Much has been noted in the industry media about JCPenney since February 1st, when new CEO Ron Johnson began implementing his plan for the transformation of the department store chain. Topping the list of bold initiatives is the decision to replace heavy promotional sales - 590 of them just last year – with an everyday pricing program and many fewer sales. From what I can tell so far, the industry reaction has been all positive.
Last month we wrote about Sears and its struggles to re-brand itself. Now Mr. Johnson has been hired to give new life to another aging retail establishment with a middling reputation. However, the only parallel I can draw between these two retail behemoths is that each suffers from an identity crisis.
While Sears hired Lou D'Ambrosio, a non-retail executive with a tech-oriented pedigree from IBM and Avaya, to solve its problems, JCPenney hired the man who developed the retail store division of Apple, Inc. and as Senior VP of Retailing, grew it to more than 360 locations over an 11-year span.
Prior to that, he spent 15 years at another iconic retail firm, Target Corporation, finishing up that career stop as VP of Merchandising.

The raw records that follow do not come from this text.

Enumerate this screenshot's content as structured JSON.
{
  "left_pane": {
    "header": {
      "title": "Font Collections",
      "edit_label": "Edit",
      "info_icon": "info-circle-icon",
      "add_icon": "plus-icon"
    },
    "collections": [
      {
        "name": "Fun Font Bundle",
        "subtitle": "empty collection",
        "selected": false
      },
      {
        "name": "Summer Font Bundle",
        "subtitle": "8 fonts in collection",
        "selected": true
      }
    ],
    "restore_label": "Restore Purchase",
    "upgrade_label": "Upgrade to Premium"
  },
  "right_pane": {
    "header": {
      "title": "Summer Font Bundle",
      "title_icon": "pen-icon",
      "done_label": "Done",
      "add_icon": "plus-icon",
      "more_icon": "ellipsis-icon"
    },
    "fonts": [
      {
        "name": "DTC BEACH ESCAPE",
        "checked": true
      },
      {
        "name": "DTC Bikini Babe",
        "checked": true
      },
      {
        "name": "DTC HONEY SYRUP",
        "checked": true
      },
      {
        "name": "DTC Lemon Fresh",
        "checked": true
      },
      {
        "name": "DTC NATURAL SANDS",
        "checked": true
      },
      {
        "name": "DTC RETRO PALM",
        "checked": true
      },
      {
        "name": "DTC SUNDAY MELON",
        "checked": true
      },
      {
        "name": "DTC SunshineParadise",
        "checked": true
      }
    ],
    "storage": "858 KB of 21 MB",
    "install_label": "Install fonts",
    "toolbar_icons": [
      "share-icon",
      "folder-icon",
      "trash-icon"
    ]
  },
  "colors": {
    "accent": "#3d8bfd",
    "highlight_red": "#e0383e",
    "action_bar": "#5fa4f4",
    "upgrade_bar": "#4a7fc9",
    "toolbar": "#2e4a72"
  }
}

Quite a difference in backgrounds, don’t you think? That resume alone should boost corporate morale, and give shareholders confidence that things are indeed going to get better.
In case you missed it, the new pricing strategy at JCPenney is called “Fair and Square”. As cited by JCPenney in a January 25th press release, the three-tiered pricing program includes: “Everyday, regular prices, which are always great; Month-Long Values, even better prices on the things you need now; and Best Prices, JCPenney's lowest prices, which always happen on the 1st and 3rd Fridays of every month as JCPenney makes room for exciting new merchandise.”
Only 12 promotional events will occur each year, based on a monthly calendar. Up until now, this $4 billion company had been spending 6% of sales on promotional advertising alone; now JCP expects that millions of dollars in savings will flow to the bottom line as a result of the new program.
No matter how much creativity Johnson can instill at JCPenney, it will all be for naught if the new strategy doesn’t draw substantially more shoppers (particularly younger ones), and boost sales. But it’s a gutsy move, nonetheless, an attempt not merely to improve the company, but to reinvent it, which if successful will be no small achievement.
A new cleaner, more modern logo has been created to reflect the new image; a new spokesperson has been introduced in Ellen DeGeneres; but more importantly, a new store prototype is in the works (although a rollout is not expected until 2014). Leading up to the new store design, and following the pattern of its current Sephora displays, JCPenney will be adding 100 shop-in-shops intended to exhibit a better in-store presence of brands such as Liz Claiborne, Izod, L’amour, and Martha Stewart, which will be introduced in JC Penney stores as a result of the company’s recent $38.5 million investment in Martha Stewart Living Omnimedia.
So: let us assume for the moment that all goes well for JCPenney, its “transformation” is successful, and sales increase. With only so many GAFO expenditures in the pie, from whose slice will the incremental market share be derived? There are several likely victims – here are two:
In the 90s, when Kohl’s store expansion was in high gear and it more than tripled its number of stores, it was considering locations in regional malls, many of which were tenanted by JCPenney. Penney was quick to invoke its approval right by disapproving of any Kohl’s addition that came its way. Landlords warned Penney that Kohl’s would open either at the mall or across the street; when that came to fruition, Penney in many cases opted for the lesser of two evils. There was no question at the time that JCP considered Kohl’s its number one nemesis. If the current transformation is successful, perhaps it’s payback time for JCP.
Another potentially vulnerable candidate is Mr. Johnson’s former employer. After all, isn’t Target known as America’s fashion discounter? Let’s face it - in the mind of the consumer, it’s all about “value”, with value being some combination of price and perceived quality. Where she sees the best value is where she shops, and if Johnson can make the shopper perceive JCP as the new face of value fashion, it may mean a direct hit on Target.
The Apple store essentially redefined the retail shopping experience in ways that have already influenced other retailers and categories. And when was the last time you saw a sale at an Apple store? If Ron Johnson can bring even a measure of the same success to JCPenney, it could be a transformative not only for this venerable department store chain, but for retail in general.
Bob Sheehan, Vice President of Research